» **EXERCISE GOAL**
For each line below that contains the word "company", return that line.

App and web page records:
- Opening Delimiter -
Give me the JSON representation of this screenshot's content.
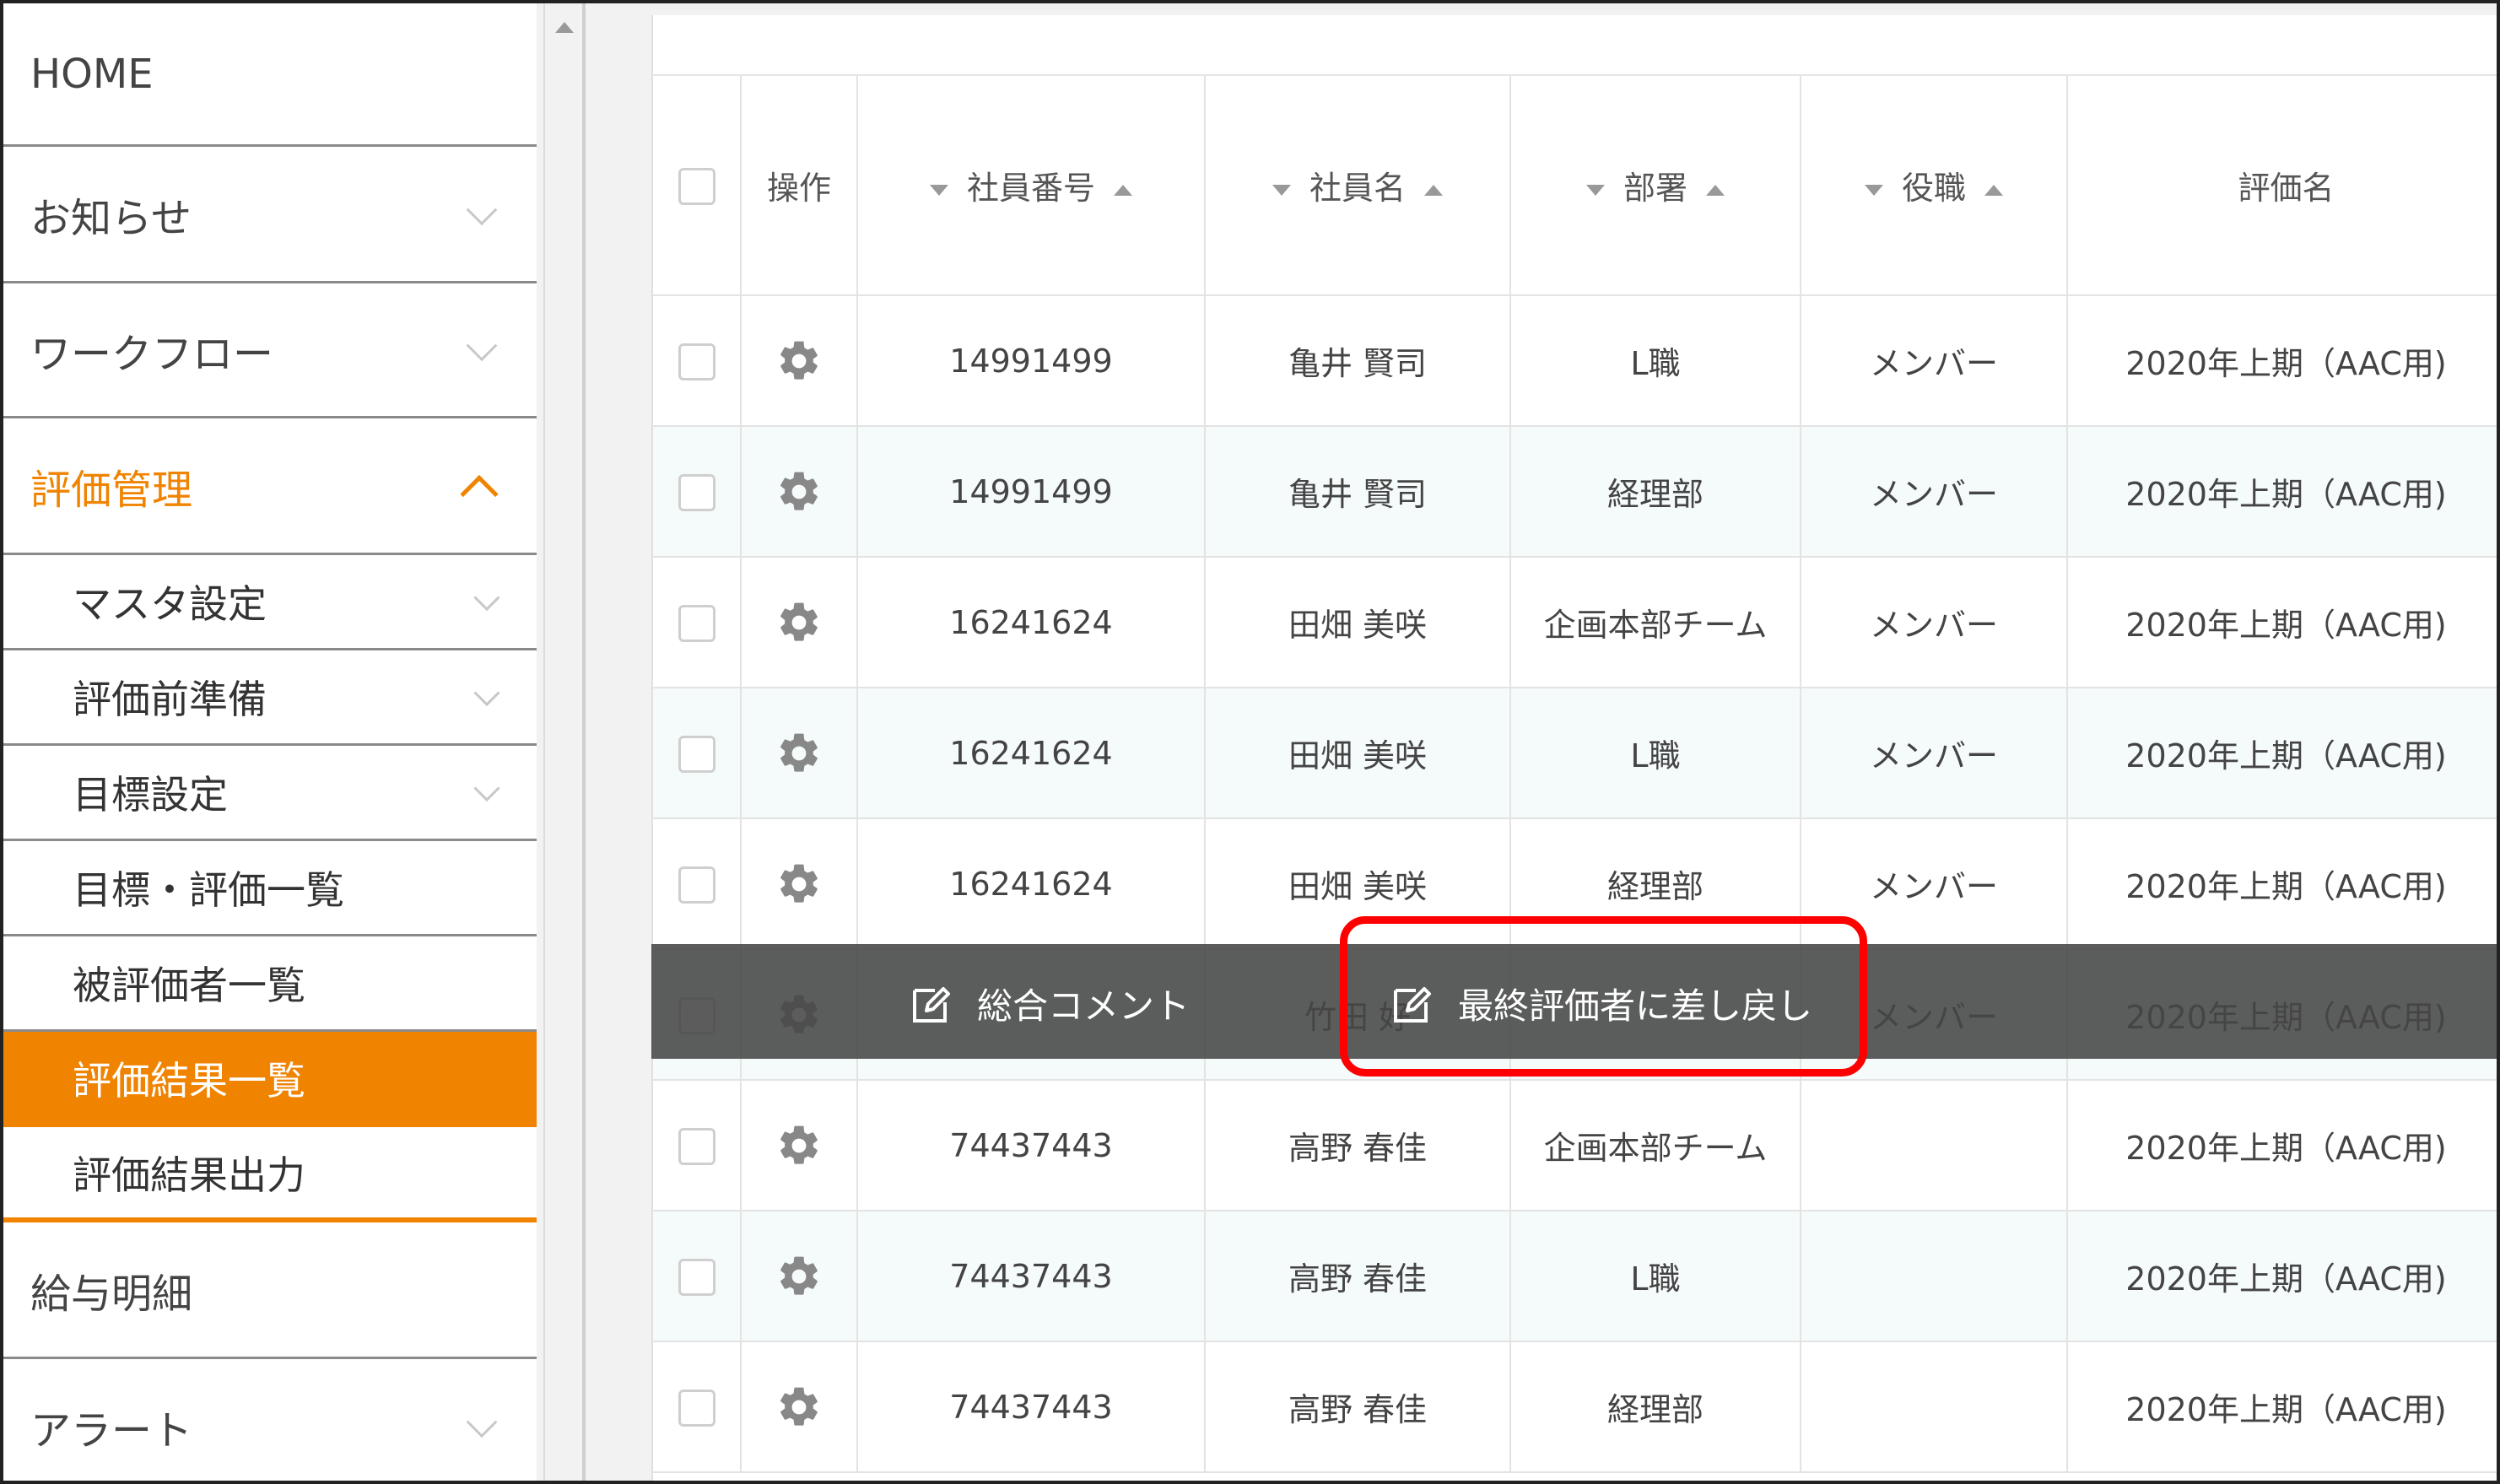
{
  "sidebar": {
    "items": [
      {
        "label": "HOME"
      },
      {
        "label": "お知らせ"
      },
      {
        "label": "ワークフロー"
      },
      {
        "label": "評価管理"
      },
      {
        "label": "給与明細"
      },
      {
        "label": "アラート"
      }
    ],
    "sub_items": [
      {
        "label": "マスタ設定"
      },
      {
        "label": "評価前準備"
      },
      {
        "label": "目標設定"
      },
      {
        "label": "目標・評価一覧"
      },
      {
        "label": "被評価者一覧"
      },
      {
        "label": "評価結果一覧"
      },
      {
        "label": "評価結果出力"
      }
    ],
    "active_color": "#f08300"
  },
  "table": {
    "headers": {
      "op": "操作",
      "emp_no": "社員番号",
      "emp_name": "社員名",
      "dept": "部署",
      "role": "役職",
      "eval": "評価名"
    },
    "rows": [
      {
        "emp_no": "14991499",
        "name": "亀井 賢司",
        "dept": "L職",
        "role": "メンバー",
        "eval": "2020年上期（AAC用)"
      },
      {
        "emp_no": "14991499",
        "name": "亀井 賢司",
        "dept": "経理部",
        "role": "メンバー",
        "eval": "2020年上期（AAC用)"
      },
      {
        "emp_no": "16241624",
        "name": "田畑 美咲",
        "dept": "企画本部チーム",
        "role": "メンバー",
        "eval": "2020年上期（AAC用)"
      },
      {
        "emp_no": "16241624",
        "name": "田畑 美咲",
        "dept": "L職",
        "role": "メンバー",
        "eval": "2020年上期（AAC用)"
      },
      {
        "emp_no": "16241624",
        "name": "田畑 美咲",
        "dept": "経理部",
        "role": "メンバー",
        "eval": "2020年上期（AAC用)"
      },
      {
        "emp_no": "",
        "name": "竹田 好",
        "dept": "",
        "role": "メンバー",
        "eval": "2020年上期（AAC用)"
      },
      {
        "emp_no": "74437443",
        "name": "高野 春佳",
        "dept": "企画本部チーム",
        "role": "",
        "eval": "2020年上期（AAC用)"
      },
      {
        "emp_no": "74437443",
        "name": "高野 春佳",
        "dept": "L職",
        "role": "",
        "eval": "2020年上期（AAC用)"
      },
      {
        "emp_no": "74437443",
        "name": "高野 春佳",
        "dept": "経理部",
        "role": "",
        "eval": "2020年上期（AAC用)"
      }
    ]
  },
  "action_bar": {
    "comment_label": "総合コメント",
    "return_label": "最終評価者に差し戻し"
  },
  "colors": {
    "highlight": "#ff0000",
    "accent": "#f08300"
  }
}
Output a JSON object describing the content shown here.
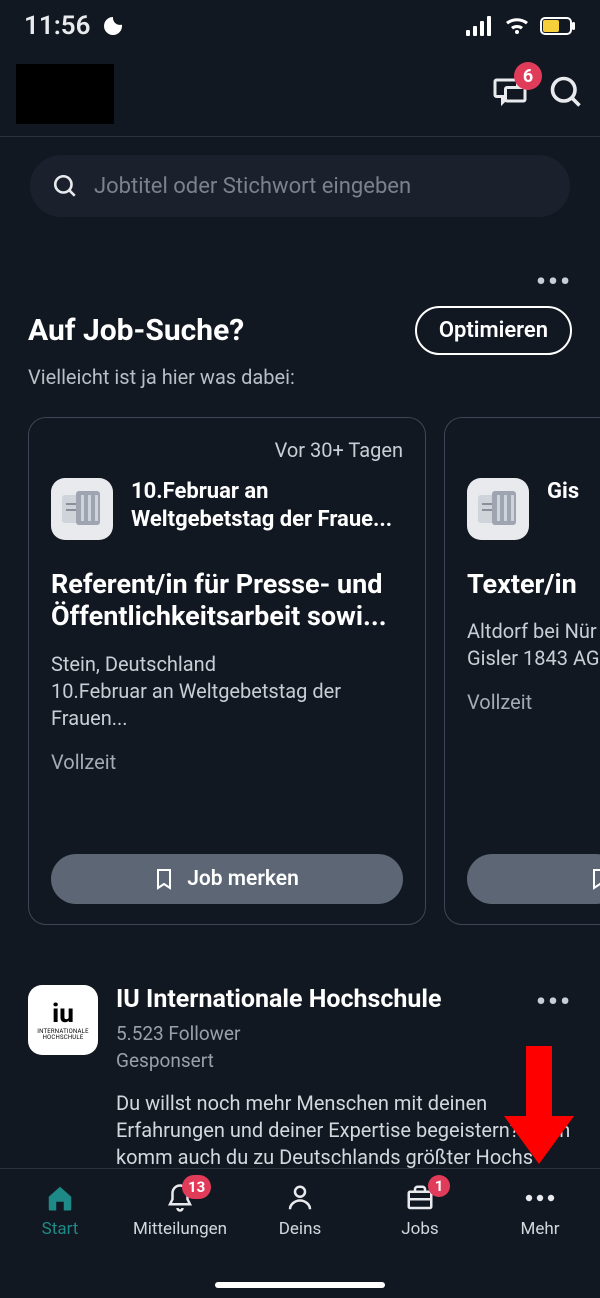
{
  "status": {
    "time": "11:56"
  },
  "header": {
    "chat_badge": "6"
  },
  "search": {
    "placeholder": "Jobtitel oder Stichwort eingeben"
  },
  "section": {
    "title": "Auf Job-Suche?",
    "subtitle": "Vielleicht ist ja hier was dabei:",
    "optimize": "Optimieren"
  },
  "cards": [
    {
      "age": "Vor 30+ Tagen",
      "company": "10.Februar an Weltgebetstag der Fraue...",
      "title": "Referent/in für Presse- und Öffentlichkeitsarbeit sowi...",
      "location": "Stein, Deutschland",
      "subline": "10.Februar an Weltgebetstag der Frauen...",
      "type": "Vollzeit",
      "bookmark": "Job merken"
    },
    {
      "company": "Gis",
      "title": "Texter/in",
      "location": "Altdorf bei Nür",
      "subline": " Gisler 1843 AG",
      "type": "Vollzeit"
    }
  ],
  "sponsored": {
    "title": "IU Internationale Hochschule",
    "followers": "5.523 Follower",
    "label": "Gesponsert",
    "text": "Du willst noch mehr Menschen mit deinen Erfahrungen und deiner Expertise begeistern? Dann komm auch du zu Deutschlands größter Hochs",
    "logo_main": "iu",
    "logo_sub": "INTERNATIONALE HOCHSCHULE"
  },
  "nav": {
    "start": "Start",
    "mitteilungen": "Mitteilungen",
    "mitteilungen_badge": "13",
    "deins": "Deins",
    "jobs": "Jobs",
    "jobs_badge": "1",
    "mehr": "Mehr"
  }
}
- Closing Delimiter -
» **EXERCISE OUTPUT**
      "company": "10.Februar an Weltgebetstag der Fraue...",
      "company": "Gis",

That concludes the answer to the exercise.